What happens when you're identifying with a character in a story? You become that character, depending on the skill of the author.
You have to have some appreciation of what it's like to be that character. That's why deeper themes have more resonance, concepts like happy and sad are fundamental to human nature so if a character is happy or sad for an understandable reason you can identify, even if you've never been in a situation like theirs.
But that's only the start of it.
The character's dreams become your dreams (to a greater or lesser extent, it's all subjective, naturally), their aspirations become yours, their decisions are your decisions. You have to agree that what they're doing is logical - otherwise the story is lost to you.
(As a side note, although identifying with the protagonist is the main activity we also identify to some extent with all the others too. Any character behaving "out of character" is spotted immediately - how could you do that if you didn't identify with them too?)
So the protagonist must, within his realm, be successful. Nobody likes to be a loser, so you can't make your protagonist into an unredeemed loser - unless it's a comedy, but even then they have their little successes. Frasier Crane was a wonderful loser - but even he came out on top occasionally.
But people do like to be a hero, even if it's only a minor hero. They don't have to save the world but saving something is good. And it's better if it's not just themselves, because this world involves other people and (apart from a small minority) everybody wants to help if they can.
In a story where stupid people are getting systematically slaughtered by something very unpleasant, being given no other choice, the viewer will identify with the murderer - because at least that character is succeeding at something.

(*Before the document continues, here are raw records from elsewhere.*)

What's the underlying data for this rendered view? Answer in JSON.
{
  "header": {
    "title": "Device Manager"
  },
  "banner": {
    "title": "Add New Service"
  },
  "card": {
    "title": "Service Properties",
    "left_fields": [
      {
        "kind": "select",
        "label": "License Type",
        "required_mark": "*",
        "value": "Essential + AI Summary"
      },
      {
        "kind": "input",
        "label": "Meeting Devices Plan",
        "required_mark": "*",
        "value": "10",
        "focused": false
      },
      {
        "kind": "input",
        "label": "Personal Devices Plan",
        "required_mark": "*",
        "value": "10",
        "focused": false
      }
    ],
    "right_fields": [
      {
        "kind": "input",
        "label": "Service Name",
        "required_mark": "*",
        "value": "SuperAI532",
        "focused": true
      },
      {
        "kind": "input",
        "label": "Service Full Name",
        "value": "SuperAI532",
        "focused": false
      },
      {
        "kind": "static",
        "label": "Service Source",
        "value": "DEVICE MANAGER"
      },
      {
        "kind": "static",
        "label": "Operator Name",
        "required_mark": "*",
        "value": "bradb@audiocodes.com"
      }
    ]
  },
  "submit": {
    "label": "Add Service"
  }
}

Nobody wants to be a loser.
What's on the turntable? "Soil Festivities (Movement 4)" by Vangelis